3. Vendor Payments
The AP department also manages and organizes the whole information of the vendor, be it the contact information, payment terms, or the Internal Revenue Service W-9 information. This information can be managed either manually or using any computer database system. It also handles the monthly aging analysis reports that show the current situation of the businesses’ liabilities.
Apart from these three basic functions, the AP department also develops strategies to reduce the cost of the business. An AP department is also a direct line contact between the vendor representatives and the company. So, a strong relationship with the vendors and company can benefit the business.
Recording of Accounts Payable
There must be a dual effect of any transaction in the double-entry bookkeeping system to make the balance sheet equal. While recording the Accounts payable in the accounts of accounts, the accountant credits the accounts payable account immediately when the bill or invoice is received.
On the other side, the expense account for the goods or services purchased on credit is debited. However, if any capital asset is purchased on credit, then the capitalized asset will get debited. Now, when they pay off the debts, the amount in the accounts payable gets decreased, and it is debited with the same amount. Here, the cash account is credited because the cash balance decreases because of the payment done by the company.
Other than the general ledger, if a company is using the indirect method, then any change in the accounts payable is also recorded in the cash flow statement. The net increase or decrease in this account will appear on the Cashflow From Operating Activities.
Example for Understanding the Bookkeeping of Accounts Payable
Suppose, business purchases office supplies for $500,000. Here, the AP department will record this transaction immediately after receiving the invoice for the same.
Now, the company receives the invoice. So, here the accountant will make a credit of $500,000 in accounts payable and a debit of $ 500,000 in the office supply expense account. Now, if the company pays offs these debts, then the accountant will debit with accounts payable with $500,000, and the cash account will be credited with $500,000.
If at one time, a company has many open payments due to its vendors, then all these outstanding payments will be recorded in the accounts payable. So, if anyone looks at the balance of the accounts payable, then it will show the total amount that a business owes to its vendors and short-term lenders. This total balance will appear on the liability side of the balance sheet.
Accounts Payable Process
The accounts payable department follows a process before paying the accounts payable to the vendors. Different steps involved in the process are-
- Receiving the bill
- Reviewing the bill details
- Updating records once the bill is received
- Making timely payment
For ensuring that the cash and assets of the company are safe, different internal controls are also suggested for the accounts payable process and they are-
- Preventing payment to a fraudulent invoice

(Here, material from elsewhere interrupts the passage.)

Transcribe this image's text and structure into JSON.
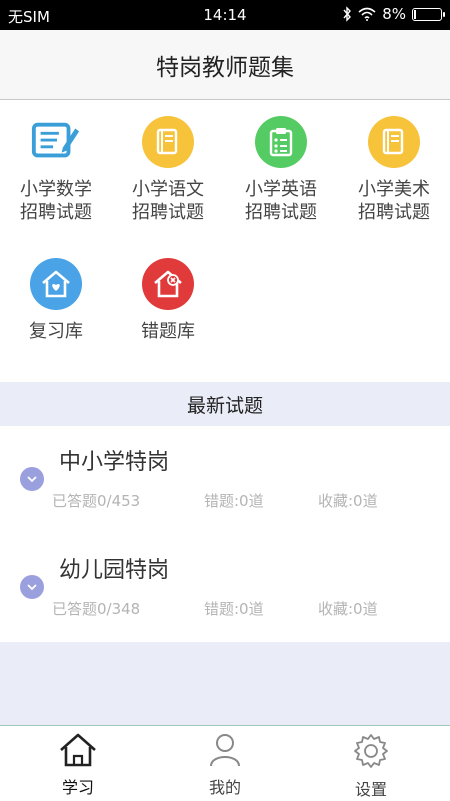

- Preventing payment to an inaccurate invoice
- Preventing payment to a vendor invoice twice
- Being certain that all vendor invoices are accounted for
It is obvious now that accounts payable is the amount that a business or company owes to its vendors/suppliers for the goods and services it has received.
Understanding accounts payable and its management process is important for a business to manage its payable obligations effectively.
Now it is your turn to define accounts payable as per your understanding of the concept after going through this post? In case of any doubts about accounts payable and accounts receivable, feel free to ask us in the comment section below.